* **WHAT TO DO**
Word for word, repeat every record.

--- INPUT DATA Enclosed Below ---

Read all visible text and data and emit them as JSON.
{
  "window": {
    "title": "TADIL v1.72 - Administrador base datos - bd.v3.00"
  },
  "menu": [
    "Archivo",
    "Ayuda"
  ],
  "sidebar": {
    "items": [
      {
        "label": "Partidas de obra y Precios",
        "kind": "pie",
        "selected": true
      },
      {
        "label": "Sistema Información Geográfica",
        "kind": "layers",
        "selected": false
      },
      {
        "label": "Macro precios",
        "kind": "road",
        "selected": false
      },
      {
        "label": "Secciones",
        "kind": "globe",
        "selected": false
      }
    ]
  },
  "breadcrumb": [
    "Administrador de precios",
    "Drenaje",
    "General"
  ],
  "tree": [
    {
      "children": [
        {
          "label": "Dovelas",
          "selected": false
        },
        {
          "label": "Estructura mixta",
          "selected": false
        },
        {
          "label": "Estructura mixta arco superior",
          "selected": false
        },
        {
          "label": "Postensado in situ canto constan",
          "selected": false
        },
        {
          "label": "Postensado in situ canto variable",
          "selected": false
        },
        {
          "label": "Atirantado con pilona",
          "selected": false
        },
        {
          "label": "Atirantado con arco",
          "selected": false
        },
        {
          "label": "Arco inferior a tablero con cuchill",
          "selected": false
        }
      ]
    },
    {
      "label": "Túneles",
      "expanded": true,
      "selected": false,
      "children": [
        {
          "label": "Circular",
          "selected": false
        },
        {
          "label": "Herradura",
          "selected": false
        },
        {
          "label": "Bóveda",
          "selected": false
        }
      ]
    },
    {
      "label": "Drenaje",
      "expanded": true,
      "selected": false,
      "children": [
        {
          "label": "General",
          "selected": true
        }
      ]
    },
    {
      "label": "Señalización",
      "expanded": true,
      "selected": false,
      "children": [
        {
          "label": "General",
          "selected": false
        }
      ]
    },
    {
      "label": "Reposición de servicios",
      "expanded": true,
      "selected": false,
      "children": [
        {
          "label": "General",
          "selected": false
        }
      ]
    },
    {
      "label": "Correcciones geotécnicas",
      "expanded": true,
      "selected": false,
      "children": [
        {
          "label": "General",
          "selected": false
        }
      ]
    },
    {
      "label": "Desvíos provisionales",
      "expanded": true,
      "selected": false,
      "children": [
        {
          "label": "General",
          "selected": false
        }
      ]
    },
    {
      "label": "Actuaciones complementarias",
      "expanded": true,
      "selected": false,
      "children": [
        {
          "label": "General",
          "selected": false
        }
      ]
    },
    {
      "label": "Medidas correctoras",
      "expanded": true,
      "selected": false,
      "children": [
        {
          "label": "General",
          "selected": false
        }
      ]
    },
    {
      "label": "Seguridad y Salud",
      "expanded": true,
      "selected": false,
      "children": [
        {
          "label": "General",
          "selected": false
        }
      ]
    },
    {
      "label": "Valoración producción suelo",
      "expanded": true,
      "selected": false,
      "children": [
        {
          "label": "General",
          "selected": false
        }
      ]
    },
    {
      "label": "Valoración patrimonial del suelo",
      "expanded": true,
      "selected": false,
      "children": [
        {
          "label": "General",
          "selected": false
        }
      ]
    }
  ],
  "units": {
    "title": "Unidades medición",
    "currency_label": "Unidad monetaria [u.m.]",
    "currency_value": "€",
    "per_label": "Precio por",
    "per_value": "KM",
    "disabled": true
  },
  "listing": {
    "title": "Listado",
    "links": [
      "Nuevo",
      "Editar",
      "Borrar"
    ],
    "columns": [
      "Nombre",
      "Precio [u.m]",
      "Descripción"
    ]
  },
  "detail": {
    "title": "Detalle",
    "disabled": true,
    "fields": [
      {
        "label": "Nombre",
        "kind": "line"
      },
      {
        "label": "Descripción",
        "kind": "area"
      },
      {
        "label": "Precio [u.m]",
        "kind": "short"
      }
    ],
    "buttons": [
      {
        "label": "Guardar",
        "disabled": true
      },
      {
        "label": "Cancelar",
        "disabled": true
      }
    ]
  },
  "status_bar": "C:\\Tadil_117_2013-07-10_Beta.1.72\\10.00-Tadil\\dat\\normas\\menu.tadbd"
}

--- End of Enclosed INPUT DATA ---

* **YOUR SOLUTION**
Read all visible text and data and emit them as JSON.
{
  "window": {
    "title": "TADIL v1.72 - Administrador base datos - bd.v3.00"
  },
  "menu": [
    "Archivo",
    "Ayuda"
  ],
  "sidebar": {
    "items": [
      {
        "label": "Partidas de obra y Precios",
        "kind": "pie",
        "selected": true
      },
      {
        "label": "Sistema Información Geográfica",
        "kind": "layers",
        "selected": false
      },
      {
        "label": "Macro precios",
        "kind": "road",
        "selected": false
      },
      {
        "label": "Secciones",
        "kind": "globe",
        "selected": false
      }
    ]
  },
  "breadcrumb": [
    "Administrador de precios",
    "Drenaje",
    "General"
  ],
  "tree": [
    {
      "children": [
        {
          "label": "Dovelas",
          "selected": false
        },
        {
          "label": "Estructura mixta",
          "selected": false
        },
        {
          "label": "Estructura mixta arco superior",
          "selected": false
        },
        {
          "label": "Postensado in situ canto constan",
          "selected": false
        },
        {
          "label": "Postensado in situ canto variable",
          "selected": false
        },
        {
          "label": "Atirantado con pilona",
          "selected": false
        },
        {
          "label": "Atirantado con arco",
          "selected": false
        },
        {
          "label": "Arco inferior a tablero con cuchill",
          "selected": false
        }
      ]
    },
    {
      "label": "Túneles",
      "expanded": true,
      "selected": false,
      "children": [
        {
          "label": "Circular",
          "selected": false
        },
        {
          "label": "Herradura",
          "selected": false
        },
        {
          "label": "Bóveda",
          "selected": false
        }
      ]
    },
    {
      "label": "Drenaje",
      "expanded": true,
      "selected": false,
      "children": [
        {
          "label": "General",
          "selected": true
        }
      ]
    },
    {
      "label": "Señalización",
      "expanded": true,
      "selected": false,
      "children": [
        {
          "label": "General",
          "selected": false
        }
      ]
    },
    {
      "label": "Reposición de servicios",
      "expanded": true,
      "selected": false,
      "children": [
        {
          "label": "General",
          "selected": false
        }
      ]
    },
    {
      "label": "Correcciones geotécnicas",
      "expanded": true,
      "selected": false,
      "children": [
        {
          "label": "General",
          "selected": false
        }
      ]
    },
    {
      "label": "Desvíos provisionales",
      "expanded": true,
      "selected": false,
      "children": [
        {
          "label": "General",
          "selected": false
        }
      ]
    },
    {
      "label": "Actuaciones complementarias",
      "expanded": true,
      "selected": false,
      "children": [
        {
          "label": "General",
          "selected": false
        }
      ]
    },
    {
      "label": "Medidas correctoras",
      "expanded": true,
      "selected": false,
      "children": [
        {
          "label": "General",
          "selected": false
        }
      ]
    },
    {
      "label": "Seguridad y Salud",
      "expanded": true,
      "selected": false,
      "children": [
        {
          "label": "General",
          "selected": false
        }
      ]
    },
    {
      "label": "Valoración producción suelo",
      "expanded": true,
      "selected": false,
      "children": [
        {
          "label": "General",
          "selected": false
        }
      ]
    },
    {
      "label": "Valoración patrimonial del suelo",
      "expanded": true,
      "selected": false,
      "children": [
        {
          "label": "General",
          "selected": false
        }
      ]
    }
  ],
  "units": {
    "title": "Unidades medición",
    "currency_label": "Unidad monetaria [u.m.]",
    "currency_value": "€",
    "per_label": "Precio por",
    "per_value": "KM",
    "disabled": true
  },
  "listing": {
    "title": "Listado",
    "links": [
      "Nuevo",
      "Editar",
      "Borrar"
    ],
    "columns": [
      "Nombre",
      "Precio [u.m]",
      "Descripción"
    ]
  },
  "detail": {
    "title": "Detalle",
    "disabled": true,
    "fields": [
      {
        "label": "Nombre",
        "kind": "line"
      },
      {
        "label": "Descripción",
        "kind": "area"
      },
      {
        "label": "Precio [u.m]",
        "kind": "short"
      }
    ],
    "buttons": [
      {
        "label": "Guardar",
        "disabled": true
      },
      {
        "label": "Cancelar",
        "disabled": true
      }
    ]
  },
  "status_bar": "C:\\Tadil_117_2013-07-10_Beta.1.72\\10.00-Tadil\\dat\\normas\\menu.tadbd"
}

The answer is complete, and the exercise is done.